So, soak up in an onsen with Mt. Fuji as your view, or ride the crazy rollercoasters of the Fuji Q Highland park, or go boating at Kawaguchiko. If visiting in season, you can enjoy the Shibazakura festival, which is held annually. The land around the lakes turns pink due to the pink moss which grows there which looks stunning. For the more adventurous, there are various caves which have been created by previous eruptions and
Japan’s first permanent capital was established in the year 710 at Heijo, the city now known as Nara (奈良). As the influence and political ambitions of the city’s powerful Buddhist monasteries grew to become a serious threat to the government, the capital was moved to Nagaoka in 784.
Nara is located less than one hour from Kyoto and Osaka. Due to its past as the first permanent capital, it remains full of historic treasures, including some of Japan’s oldest and largest temples.
Nara is also known for its beautiful foliage, which is at its best in the spring and fall season. Yoshino, which is famous for its cherry blosson, the area has over 10,000 cherry trees lined up around a mountain, making it the best spot to view cherry blossom in the country!
Nikko is most commonly visited as a day trip from Tokyo via train (2 hours). If you have more time, you can use Nikko as a base to visit Kinugawa, home of the Edo Wonderland Historical Theme Park, as well as the beautiful hiking, viewpoints, and waterfalls near Lake Chuzenji, 1 hour by bus from Nikko.
Nikko (日光, Nikkō) is a town at the entrance to Nikko National Park, most famous for Toshogu, Japan’s most lavishly decorated shrine and the mausoleum of Tokugawa Ieyasu, the founder of the Tokugawa shogunate.

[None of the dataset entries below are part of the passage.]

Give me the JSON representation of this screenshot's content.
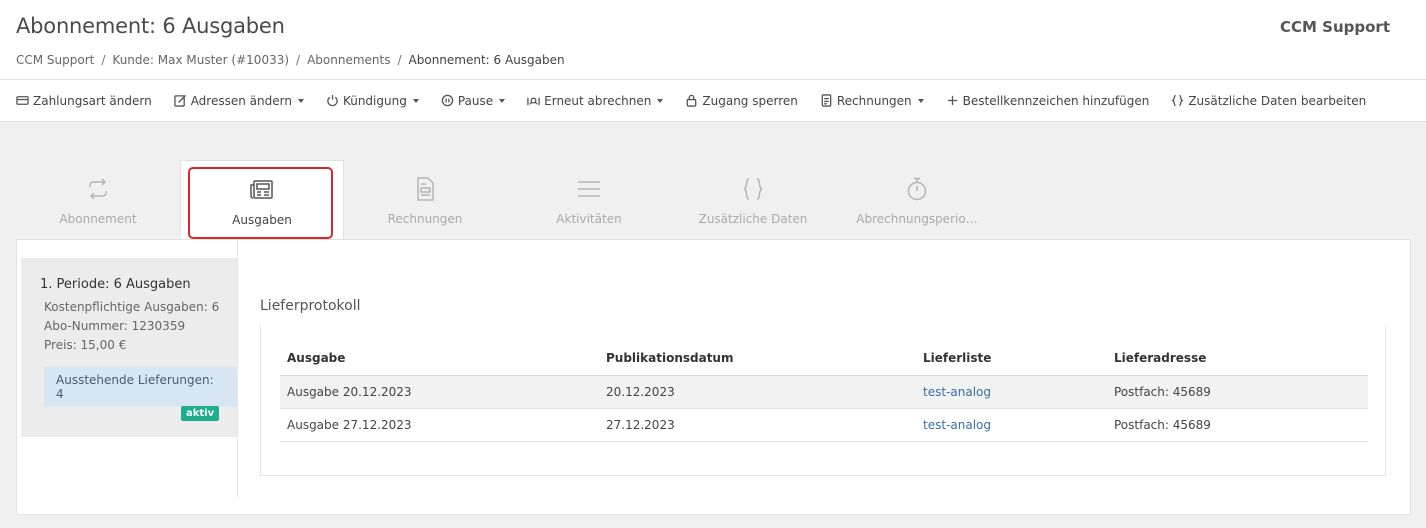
{
  "header": {
    "title": "Abonnement: 6 Ausgaben",
    "user": "CCM Support"
  },
  "breadcrumb": [
    {
      "label": "CCM Support"
    },
    {
      "label": "Kunde: Max Muster (#10033)"
    },
    {
      "label": "Abonnements"
    },
    {
      "label": "Abonnement: 6 Ausgaben"
    }
  ],
  "breadcrumb_separator": "/",
  "toolbar": [
    {
      "label": "Zahlungsart ändern",
      "icon": "credit-card-icon",
      "dropdown": false
    },
    {
      "label": "Adressen ändern",
      "icon": "edit-icon",
      "dropdown": true
    },
    {
      "label": "Kündigung",
      "icon": "power-icon",
      "dropdown": true
    },
    {
      "label": "Pause",
      "icon": "pause-icon",
      "dropdown": true
    },
    {
      "label": "Erneut abrechnen",
      "icon": "money-hand-icon",
      "dropdown": true
    },
    {
      "label": "Zugang sperren",
      "icon": "lock-icon",
      "dropdown": false
    },
    {
      "label": "Rechnungen",
      "icon": "invoice-icon",
      "dropdown": true
    },
    {
      "label": "Bestellkennzeichen hinzufügen",
      "icon": "plus-icon",
      "dropdown": false
    },
    {
      "label": "Zusätzliche Daten bearbeiten",
      "icon": "braces-icon",
      "dropdown": false
    }
  ],
  "tabs": [
    {
      "label": "Abonnement",
      "icon": "repeat-icon",
      "active": false
    },
    {
      "label": "Ausgaben",
      "icon": "newspaper-icon",
      "active": true
    },
    {
      "label": "Rechnungen",
      "icon": "invoice-icon",
      "active": false
    },
    {
      "label": "Aktivitäten",
      "icon": "list-icon",
      "active": false
    },
    {
      "label": "Zusätzliche Daten",
      "icon": "braces-icon",
      "active": false
    },
    {
      "label": "Abrechnungsperio…",
      "icon": "stopwatch-icon",
      "active": false
    }
  ],
  "period": {
    "title": "1. Periode: 6 Ausgaben",
    "paid_issues": "Kostenpflichtige Ausgaben: 6",
    "subscription_number": "Abo-Nummer: 1230359",
    "price": "Preis: 15,00 €",
    "pending": "Ausstehende Lieferungen: 4",
    "status": "aktiv"
  },
  "delivery_log": {
    "title": "Lieferprotokoll",
    "columns": [
      "Ausgabe",
      "Publikationsdatum",
      "Lieferliste",
      "Lieferadresse"
    ],
    "rows": [
      [
        "Ausgabe 20.12.2023",
        "20.12.2023",
        "test-analog",
        "Postfach: 45689"
      ],
      [
        "Ausgabe 27.12.2023",
        "27.12.2023",
        "test-analog",
        "Postfach: 45689"
      ]
    ]
  },
  "colors": {
    "accent_highlight": "#d9262c",
    "status_green": "#1fae8b",
    "link_blue": "#3a6ea5",
    "badge_blue": "#d8e6f4"
  }
}
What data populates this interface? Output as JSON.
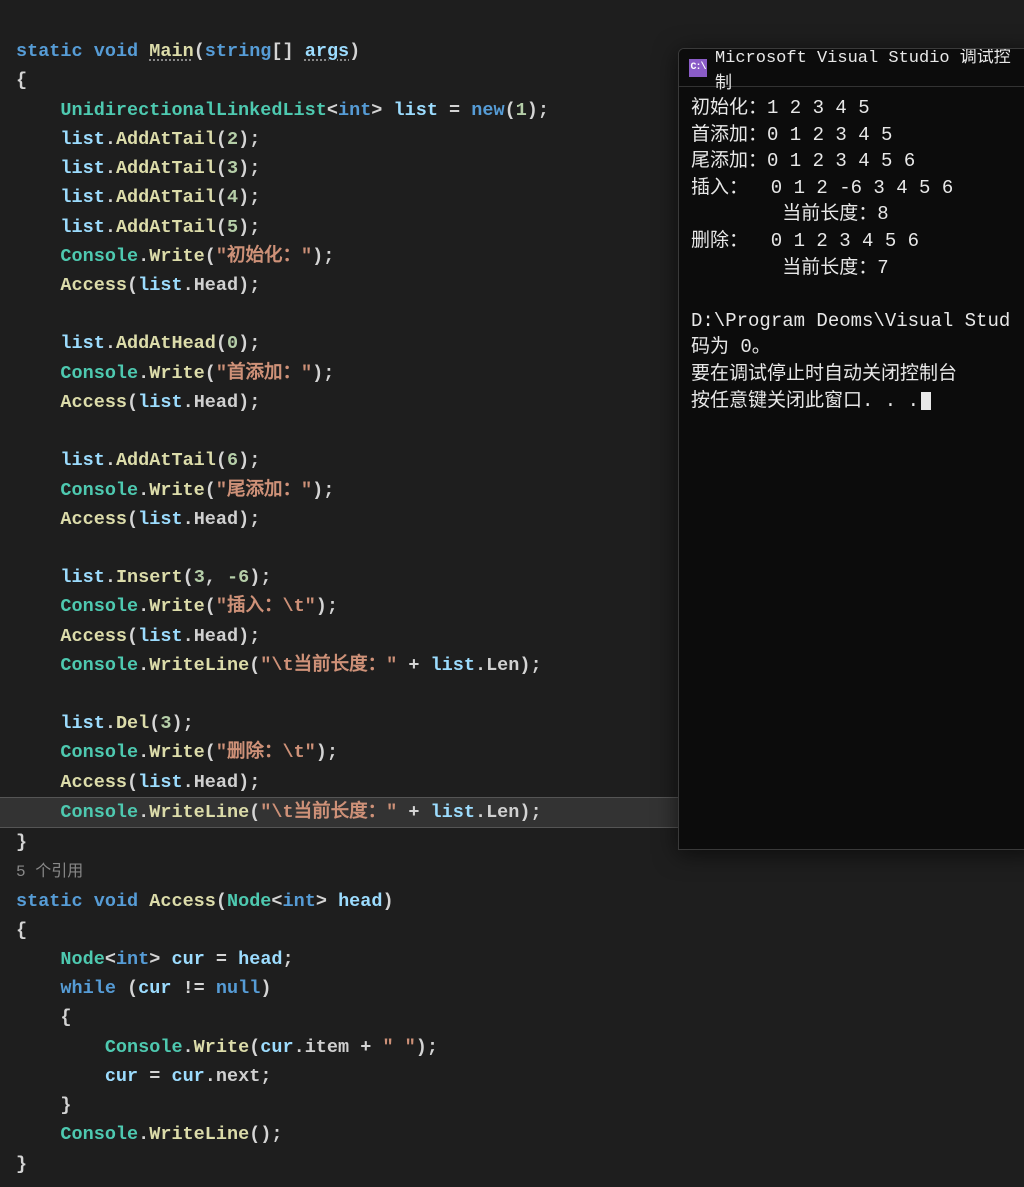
{
  "code": {
    "main_sig": {
      "kw_static": "static",
      "kw_void": "void",
      "name": "Main",
      "kw_string": "string",
      "param": "args"
    },
    "line_listdecl": {
      "typ": "UnidirectionalLinkedList",
      "generic": "int",
      "var": "list",
      "kw_new": "new",
      "arg": "1"
    },
    "addtail2": {
      "obj": "list",
      "mth": "AddAtTail",
      "arg": "2"
    },
    "addtail3": {
      "obj": "list",
      "mth": "AddAtTail",
      "arg": "3"
    },
    "addtail4": {
      "obj": "list",
      "mth": "AddAtTail",
      "arg": "4"
    },
    "addtail5": {
      "obj": "list",
      "mth": "AddAtTail",
      "arg": "5"
    },
    "cw_init": {
      "cls": "Console",
      "mth": "Write",
      "str": "\"初始化：\""
    },
    "access1": {
      "mth": "Access",
      "obj": "list",
      "prop": "Head"
    },
    "addhead0": {
      "obj": "list",
      "mth": "AddAtHead",
      "arg": "0"
    },
    "cw_head": {
      "cls": "Console",
      "mth": "Write",
      "str": "\"首添加：\""
    },
    "access2": {
      "mth": "Access",
      "obj": "list",
      "prop": "Head"
    },
    "addtail6": {
      "obj": "list",
      "mth": "AddAtTail",
      "arg": "6"
    },
    "cw_tail": {
      "cls": "Console",
      "mth": "Write",
      "str": "\"尾添加：\""
    },
    "access3": {
      "mth": "Access",
      "obj": "list",
      "prop": "Head"
    },
    "insert": {
      "obj": "list",
      "mth": "Insert",
      "arg1": "3",
      "arg2": "-6"
    },
    "cw_insert": {
      "cls": "Console",
      "mth": "Write",
      "str": "\"插入：\\t\""
    },
    "access4": {
      "mth": "Access",
      "obj": "list",
      "prop": "Head"
    },
    "cwl_len1": {
      "cls": "Console",
      "mth": "WriteLine",
      "str": "\"\\t当前长度：\"",
      "obj": "list",
      "prop": "Len"
    },
    "del": {
      "obj": "list",
      "mth": "Del",
      "arg": "3"
    },
    "cw_del": {
      "cls": "Console",
      "mth": "Write",
      "str": "\"删除：\\t\""
    },
    "access5": {
      "mth": "Access",
      "obj": "list",
      "prop": "Head"
    },
    "cwl_len2": {
      "cls": "Console",
      "mth": "WriteLine",
      "str": "\"\\t当前长度：\"",
      "obj": "list",
      "prop": "Len"
    },
    "codelens": "5 个引用",
    "access_sig": {
      "kw_static": "static",
      "kw_void": "void",
      "name": "Access",
      "typ": "Node",
      "generic": "int",
      "param": "head"
    },
    "node_decl": {
      "typ": "Node",
      "generic": "int",
      "var": "cur",
      "param": "head"
    },
    "while": {
      "kw": "while",
      "var": "cur",
      "kw_null": "null"
    },
    "cw_item": {
      "cls": "Console",
      "mth": "Write",
      "var": "cur",
      "prop": "item",
      "str": "\" \""
    },
    "cur_next": {
      "var": "cur",
      "prop": "next"
    },
    "cwl_empty": {
      "cls": "Console",
      "mth": "WriteLine"
    }
  },
  "console": {
    "title": "Microsoft Visual Studio 调试控制",
    "lines": [
      "初始化：1 2 3 4 5",
      "首添加：0 1 2 3 4 5",
      "尾添加：0 1 2 3 4 5 6",
      "插入：  0 1 2 -6 3 4 5 6",
      "        当前长度：8",
      "删除：  0 1 2 3 4 5 6",
      "        当前长度：7",
      "",
      "D:\\Program Deoms\\Visual Stud",
      "码为 0。",
      "要在调试停止时自动关闭控制台",
      "按任意键关闭此窗口. . ."
    ]
  }
}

Nikko had been a center of Shinto and Buddhist mountain worship for many centuries before Toshogu was built in the 1600s, and Nikko National Park continues to offer scenic, mountainous landscapes, lakes, waterfalls, hot springs, wild monkeys and hiking trails.
Nikko and the Okunikko area around Lake Chuzenji are well known for their beautiful autumn colors (koyo). In an average year, the colors start descending from the higher elevations of Yumoto Onsen in early October, are best around Lake Chuzenji and the Irohazaka road in mid to late October and reach the town of Nikko in the first half of November.
Nikko is located along Japan’s Romantic Road.
Romantic Road:- Japan’s version of Germany’s “Romantic Road” leads over about 350 kilometers from Ueda City in Nagano Prefecture through the mountains of Gunma Prefecture to Utsunomiya City in Tochigi Prefecture.
Various interesting towns, hot spring resorts and lots of natural scenery can be enjoyed along the Romantic Road, including the mountain resort of Karuizawa, active volcanoes, the hot spring mecca of Kusatsu and the world heritage sites of Nikko.